**Task details**
Which lines below contain "this"? Copy every one of them.

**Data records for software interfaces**
───

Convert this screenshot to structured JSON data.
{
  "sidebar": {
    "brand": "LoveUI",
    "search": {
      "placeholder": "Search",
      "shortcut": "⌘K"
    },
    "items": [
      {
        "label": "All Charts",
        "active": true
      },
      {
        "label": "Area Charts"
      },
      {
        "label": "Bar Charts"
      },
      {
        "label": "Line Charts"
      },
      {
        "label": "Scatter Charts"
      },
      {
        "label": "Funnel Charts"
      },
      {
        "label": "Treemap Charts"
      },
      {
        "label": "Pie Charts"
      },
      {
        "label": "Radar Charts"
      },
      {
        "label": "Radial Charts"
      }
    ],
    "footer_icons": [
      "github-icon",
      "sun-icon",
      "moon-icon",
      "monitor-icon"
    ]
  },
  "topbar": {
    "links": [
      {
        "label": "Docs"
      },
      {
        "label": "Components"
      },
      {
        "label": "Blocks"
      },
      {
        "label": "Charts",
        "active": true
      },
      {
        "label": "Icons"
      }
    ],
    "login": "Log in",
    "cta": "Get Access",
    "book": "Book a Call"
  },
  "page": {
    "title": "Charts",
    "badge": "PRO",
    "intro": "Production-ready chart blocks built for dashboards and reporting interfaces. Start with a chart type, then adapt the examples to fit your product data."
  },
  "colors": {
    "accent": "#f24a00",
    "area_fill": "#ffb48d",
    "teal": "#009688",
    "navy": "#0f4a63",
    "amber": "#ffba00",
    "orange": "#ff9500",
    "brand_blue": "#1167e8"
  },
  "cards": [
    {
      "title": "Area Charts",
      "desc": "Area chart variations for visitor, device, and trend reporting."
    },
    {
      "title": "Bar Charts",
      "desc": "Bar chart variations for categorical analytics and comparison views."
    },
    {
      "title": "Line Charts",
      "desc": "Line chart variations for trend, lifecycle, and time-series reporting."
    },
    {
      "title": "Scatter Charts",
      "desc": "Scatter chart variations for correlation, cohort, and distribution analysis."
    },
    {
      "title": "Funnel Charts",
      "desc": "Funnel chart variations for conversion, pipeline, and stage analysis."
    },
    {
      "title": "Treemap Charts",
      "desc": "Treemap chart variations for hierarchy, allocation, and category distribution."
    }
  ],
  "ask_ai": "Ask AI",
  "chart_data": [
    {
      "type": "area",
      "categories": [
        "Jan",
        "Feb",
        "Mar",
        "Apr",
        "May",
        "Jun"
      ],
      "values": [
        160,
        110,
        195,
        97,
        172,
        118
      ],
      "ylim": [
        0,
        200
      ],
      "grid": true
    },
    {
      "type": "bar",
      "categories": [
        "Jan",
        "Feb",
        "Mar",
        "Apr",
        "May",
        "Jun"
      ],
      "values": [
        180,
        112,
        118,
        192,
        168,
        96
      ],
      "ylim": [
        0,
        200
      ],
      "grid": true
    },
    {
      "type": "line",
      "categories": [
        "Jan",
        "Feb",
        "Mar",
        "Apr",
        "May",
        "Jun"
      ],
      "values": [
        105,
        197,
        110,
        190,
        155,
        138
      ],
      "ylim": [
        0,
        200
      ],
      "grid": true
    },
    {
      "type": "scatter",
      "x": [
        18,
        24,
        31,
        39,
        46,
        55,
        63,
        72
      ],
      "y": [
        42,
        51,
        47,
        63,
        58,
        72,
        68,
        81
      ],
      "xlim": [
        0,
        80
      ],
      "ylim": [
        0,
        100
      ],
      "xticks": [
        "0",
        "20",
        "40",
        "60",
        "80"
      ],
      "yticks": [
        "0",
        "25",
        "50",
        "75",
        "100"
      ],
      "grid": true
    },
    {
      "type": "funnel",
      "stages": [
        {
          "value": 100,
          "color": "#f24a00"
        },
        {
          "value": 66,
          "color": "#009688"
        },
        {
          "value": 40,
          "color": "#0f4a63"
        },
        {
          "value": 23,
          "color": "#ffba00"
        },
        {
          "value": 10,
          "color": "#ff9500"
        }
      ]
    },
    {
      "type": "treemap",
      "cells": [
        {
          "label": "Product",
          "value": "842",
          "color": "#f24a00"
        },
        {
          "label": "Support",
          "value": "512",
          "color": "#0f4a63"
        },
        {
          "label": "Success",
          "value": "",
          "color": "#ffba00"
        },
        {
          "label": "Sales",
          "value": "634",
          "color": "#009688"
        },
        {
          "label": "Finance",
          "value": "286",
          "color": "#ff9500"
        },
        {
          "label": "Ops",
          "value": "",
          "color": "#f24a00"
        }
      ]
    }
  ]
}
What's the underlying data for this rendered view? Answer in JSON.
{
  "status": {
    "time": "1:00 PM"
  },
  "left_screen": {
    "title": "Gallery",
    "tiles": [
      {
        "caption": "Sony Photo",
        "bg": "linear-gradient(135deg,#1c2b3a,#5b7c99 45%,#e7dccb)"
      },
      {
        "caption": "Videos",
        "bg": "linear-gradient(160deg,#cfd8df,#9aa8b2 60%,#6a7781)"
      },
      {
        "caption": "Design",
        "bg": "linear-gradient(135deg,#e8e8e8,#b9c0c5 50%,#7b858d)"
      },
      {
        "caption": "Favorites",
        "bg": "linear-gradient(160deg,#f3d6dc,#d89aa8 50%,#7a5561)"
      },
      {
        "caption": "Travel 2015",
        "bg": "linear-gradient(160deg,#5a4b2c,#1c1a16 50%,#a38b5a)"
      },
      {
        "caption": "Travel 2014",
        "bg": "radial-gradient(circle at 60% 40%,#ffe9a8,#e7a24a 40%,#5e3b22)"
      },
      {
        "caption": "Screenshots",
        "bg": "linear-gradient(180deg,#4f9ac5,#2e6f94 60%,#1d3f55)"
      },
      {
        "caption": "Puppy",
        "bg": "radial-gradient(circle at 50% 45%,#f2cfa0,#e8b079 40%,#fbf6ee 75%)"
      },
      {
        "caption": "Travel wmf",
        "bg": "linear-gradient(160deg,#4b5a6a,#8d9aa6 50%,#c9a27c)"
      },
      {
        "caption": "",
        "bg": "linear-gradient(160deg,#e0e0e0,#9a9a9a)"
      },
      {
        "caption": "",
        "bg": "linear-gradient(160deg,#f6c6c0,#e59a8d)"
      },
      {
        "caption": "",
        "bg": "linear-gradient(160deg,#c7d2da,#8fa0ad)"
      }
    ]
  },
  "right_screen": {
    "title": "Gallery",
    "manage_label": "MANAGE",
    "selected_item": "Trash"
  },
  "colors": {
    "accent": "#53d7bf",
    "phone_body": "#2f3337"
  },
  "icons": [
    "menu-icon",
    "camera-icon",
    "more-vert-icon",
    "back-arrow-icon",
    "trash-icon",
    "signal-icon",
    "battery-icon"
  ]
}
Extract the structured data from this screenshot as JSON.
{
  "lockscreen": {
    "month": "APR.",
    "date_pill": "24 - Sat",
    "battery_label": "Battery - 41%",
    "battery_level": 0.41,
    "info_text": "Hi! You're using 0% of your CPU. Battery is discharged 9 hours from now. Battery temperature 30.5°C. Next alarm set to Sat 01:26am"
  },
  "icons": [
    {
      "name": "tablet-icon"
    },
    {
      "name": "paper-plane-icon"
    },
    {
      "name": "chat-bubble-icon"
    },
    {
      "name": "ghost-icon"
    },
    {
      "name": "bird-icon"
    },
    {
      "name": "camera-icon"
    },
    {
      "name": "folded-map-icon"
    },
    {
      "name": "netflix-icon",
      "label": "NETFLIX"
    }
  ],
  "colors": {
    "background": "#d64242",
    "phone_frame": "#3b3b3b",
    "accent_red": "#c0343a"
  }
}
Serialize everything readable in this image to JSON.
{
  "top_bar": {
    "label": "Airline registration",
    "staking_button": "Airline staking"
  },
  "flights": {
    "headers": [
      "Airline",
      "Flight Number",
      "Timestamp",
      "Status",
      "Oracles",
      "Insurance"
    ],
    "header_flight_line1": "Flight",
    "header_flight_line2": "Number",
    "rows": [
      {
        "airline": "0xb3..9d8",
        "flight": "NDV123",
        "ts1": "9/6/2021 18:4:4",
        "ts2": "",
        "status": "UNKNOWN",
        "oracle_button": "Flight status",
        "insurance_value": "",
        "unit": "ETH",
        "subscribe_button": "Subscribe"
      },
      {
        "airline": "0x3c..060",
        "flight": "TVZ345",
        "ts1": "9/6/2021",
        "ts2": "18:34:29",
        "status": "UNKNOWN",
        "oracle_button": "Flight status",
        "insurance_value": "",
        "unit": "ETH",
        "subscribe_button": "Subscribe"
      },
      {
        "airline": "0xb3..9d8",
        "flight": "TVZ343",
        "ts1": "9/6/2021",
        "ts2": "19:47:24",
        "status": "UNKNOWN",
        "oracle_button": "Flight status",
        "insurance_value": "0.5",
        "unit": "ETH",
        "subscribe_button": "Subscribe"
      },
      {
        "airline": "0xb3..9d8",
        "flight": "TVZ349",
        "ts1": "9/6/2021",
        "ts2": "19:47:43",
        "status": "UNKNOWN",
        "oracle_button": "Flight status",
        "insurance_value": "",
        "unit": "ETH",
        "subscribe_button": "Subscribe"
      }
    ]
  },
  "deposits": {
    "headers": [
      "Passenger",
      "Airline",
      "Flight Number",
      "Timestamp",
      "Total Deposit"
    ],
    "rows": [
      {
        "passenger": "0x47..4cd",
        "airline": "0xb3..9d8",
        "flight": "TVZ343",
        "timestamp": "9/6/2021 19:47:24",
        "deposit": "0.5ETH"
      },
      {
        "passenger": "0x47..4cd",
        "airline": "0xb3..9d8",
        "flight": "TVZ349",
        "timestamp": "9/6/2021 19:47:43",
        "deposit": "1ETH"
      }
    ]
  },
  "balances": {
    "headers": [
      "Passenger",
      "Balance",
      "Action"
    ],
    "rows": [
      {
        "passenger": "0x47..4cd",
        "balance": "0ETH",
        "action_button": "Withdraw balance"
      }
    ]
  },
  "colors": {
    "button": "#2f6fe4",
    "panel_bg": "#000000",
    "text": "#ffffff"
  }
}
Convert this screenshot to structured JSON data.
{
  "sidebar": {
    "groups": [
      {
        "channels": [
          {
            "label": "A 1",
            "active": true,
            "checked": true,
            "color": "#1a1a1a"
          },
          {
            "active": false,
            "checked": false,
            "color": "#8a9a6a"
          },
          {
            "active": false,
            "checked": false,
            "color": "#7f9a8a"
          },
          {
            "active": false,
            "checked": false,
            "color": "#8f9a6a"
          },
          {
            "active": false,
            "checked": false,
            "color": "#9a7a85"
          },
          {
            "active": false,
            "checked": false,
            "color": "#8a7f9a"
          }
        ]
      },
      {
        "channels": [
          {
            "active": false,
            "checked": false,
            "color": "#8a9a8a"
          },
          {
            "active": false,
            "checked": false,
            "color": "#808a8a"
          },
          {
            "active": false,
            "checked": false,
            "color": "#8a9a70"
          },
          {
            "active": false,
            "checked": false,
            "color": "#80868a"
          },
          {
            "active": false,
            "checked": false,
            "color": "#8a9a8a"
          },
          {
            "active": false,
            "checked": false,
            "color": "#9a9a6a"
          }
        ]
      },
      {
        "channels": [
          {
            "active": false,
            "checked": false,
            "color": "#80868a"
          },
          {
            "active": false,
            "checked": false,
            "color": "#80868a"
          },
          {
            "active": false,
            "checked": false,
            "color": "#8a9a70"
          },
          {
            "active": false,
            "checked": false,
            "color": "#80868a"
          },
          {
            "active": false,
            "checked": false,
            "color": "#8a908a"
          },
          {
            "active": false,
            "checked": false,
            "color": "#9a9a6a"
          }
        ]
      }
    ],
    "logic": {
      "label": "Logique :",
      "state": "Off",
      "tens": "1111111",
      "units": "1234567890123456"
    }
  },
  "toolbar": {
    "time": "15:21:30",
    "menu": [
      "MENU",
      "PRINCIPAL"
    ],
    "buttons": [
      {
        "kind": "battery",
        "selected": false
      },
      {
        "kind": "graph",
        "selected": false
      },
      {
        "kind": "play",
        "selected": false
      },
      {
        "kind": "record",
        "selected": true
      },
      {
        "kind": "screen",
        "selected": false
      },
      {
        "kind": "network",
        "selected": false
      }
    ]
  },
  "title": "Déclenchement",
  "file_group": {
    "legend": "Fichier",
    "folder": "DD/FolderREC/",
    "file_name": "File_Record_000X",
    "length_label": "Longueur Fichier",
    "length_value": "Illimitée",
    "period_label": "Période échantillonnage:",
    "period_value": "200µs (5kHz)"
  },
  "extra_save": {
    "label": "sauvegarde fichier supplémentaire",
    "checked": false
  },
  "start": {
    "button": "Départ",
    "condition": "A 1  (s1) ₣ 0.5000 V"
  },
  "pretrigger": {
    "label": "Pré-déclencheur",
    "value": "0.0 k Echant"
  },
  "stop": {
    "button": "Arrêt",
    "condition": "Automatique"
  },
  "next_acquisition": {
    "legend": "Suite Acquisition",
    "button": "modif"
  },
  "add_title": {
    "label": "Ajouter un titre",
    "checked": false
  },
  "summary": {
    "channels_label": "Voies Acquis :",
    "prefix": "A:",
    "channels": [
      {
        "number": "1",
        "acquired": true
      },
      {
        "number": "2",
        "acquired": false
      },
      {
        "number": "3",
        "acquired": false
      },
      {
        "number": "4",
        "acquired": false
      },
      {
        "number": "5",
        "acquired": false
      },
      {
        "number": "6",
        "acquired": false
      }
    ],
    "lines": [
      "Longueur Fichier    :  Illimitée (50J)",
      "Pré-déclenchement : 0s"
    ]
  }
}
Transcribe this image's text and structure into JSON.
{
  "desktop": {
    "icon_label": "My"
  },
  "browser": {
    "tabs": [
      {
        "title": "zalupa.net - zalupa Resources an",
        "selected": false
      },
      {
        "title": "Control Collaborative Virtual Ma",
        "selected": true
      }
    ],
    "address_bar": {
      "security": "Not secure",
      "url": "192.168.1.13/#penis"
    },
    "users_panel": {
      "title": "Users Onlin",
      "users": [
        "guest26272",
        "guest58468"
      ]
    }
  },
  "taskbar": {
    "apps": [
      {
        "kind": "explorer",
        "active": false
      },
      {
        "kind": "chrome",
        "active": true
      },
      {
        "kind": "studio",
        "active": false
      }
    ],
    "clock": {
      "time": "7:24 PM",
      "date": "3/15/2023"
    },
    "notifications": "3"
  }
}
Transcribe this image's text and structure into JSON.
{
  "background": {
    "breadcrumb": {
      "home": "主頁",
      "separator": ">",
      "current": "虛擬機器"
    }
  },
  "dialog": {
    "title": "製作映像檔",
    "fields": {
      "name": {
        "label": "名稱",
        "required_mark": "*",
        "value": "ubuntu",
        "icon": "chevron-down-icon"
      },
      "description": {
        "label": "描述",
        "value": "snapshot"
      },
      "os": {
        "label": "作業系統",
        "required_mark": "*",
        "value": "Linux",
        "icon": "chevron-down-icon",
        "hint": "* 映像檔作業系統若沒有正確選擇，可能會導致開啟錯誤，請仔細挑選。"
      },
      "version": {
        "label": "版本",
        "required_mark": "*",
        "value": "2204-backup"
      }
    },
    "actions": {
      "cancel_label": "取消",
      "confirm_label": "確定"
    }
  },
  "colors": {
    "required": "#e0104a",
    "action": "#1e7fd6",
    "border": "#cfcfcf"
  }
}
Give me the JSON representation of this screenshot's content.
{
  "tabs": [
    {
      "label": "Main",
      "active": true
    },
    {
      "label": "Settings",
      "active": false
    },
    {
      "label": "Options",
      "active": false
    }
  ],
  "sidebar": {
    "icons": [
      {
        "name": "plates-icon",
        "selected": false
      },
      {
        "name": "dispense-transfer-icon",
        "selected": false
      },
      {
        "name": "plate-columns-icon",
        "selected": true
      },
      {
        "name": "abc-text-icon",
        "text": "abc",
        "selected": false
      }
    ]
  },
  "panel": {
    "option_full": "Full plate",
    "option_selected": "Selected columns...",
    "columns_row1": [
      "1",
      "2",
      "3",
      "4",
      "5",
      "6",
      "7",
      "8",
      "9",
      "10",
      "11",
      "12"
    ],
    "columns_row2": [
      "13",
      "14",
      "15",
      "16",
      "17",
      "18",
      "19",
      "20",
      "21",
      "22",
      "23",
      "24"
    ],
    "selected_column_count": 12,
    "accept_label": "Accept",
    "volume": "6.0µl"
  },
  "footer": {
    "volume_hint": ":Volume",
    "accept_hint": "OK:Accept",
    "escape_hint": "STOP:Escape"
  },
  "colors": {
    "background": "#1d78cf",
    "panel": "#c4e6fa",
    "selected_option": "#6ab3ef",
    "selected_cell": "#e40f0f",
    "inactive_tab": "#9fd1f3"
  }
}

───

**Finished exercise**
Convert this screenshot to structured JSON data.
What's the underlying data for this rendered view? Answer in JSON.
Extract the structured data from this screenshot as JSON.
Serialize everything readable in this image to JSON.
Convert this screenshot to structured JSON data.
Transcribe this image's text and structure into JSON.
Transcribe this image's text and structure into JSON.
Give me the JSON representation of this screenshot's content.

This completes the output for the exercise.